• Aim of the exercise
Where "name" occurs in a line of the entries below, copy that line.

• Source data
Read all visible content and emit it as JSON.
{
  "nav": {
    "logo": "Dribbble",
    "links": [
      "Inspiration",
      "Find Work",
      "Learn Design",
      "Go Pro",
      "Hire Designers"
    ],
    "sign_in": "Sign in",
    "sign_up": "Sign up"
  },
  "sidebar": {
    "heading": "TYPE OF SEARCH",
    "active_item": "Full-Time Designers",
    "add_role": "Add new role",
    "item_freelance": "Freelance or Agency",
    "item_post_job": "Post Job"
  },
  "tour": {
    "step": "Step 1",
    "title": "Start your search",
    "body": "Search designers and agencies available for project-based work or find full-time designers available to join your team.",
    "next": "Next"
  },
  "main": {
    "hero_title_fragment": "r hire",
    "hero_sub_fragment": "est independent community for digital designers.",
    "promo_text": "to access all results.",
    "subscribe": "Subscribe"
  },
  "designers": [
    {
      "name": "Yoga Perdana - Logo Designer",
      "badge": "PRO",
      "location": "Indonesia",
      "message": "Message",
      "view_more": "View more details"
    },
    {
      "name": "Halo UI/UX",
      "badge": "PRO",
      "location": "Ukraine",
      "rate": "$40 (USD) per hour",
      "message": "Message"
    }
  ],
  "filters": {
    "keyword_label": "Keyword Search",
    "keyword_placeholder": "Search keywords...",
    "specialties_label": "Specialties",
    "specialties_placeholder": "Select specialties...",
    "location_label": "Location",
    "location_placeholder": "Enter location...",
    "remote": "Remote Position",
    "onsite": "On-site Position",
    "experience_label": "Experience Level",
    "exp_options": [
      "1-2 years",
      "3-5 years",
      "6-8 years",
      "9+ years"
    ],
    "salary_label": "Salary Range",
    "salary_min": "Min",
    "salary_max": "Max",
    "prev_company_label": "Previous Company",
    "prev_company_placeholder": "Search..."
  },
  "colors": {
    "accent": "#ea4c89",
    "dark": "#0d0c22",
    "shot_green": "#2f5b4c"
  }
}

• Task result
      "name": "Yoga Perdana - Logo Designer",
      "name": "Halo UI/UX",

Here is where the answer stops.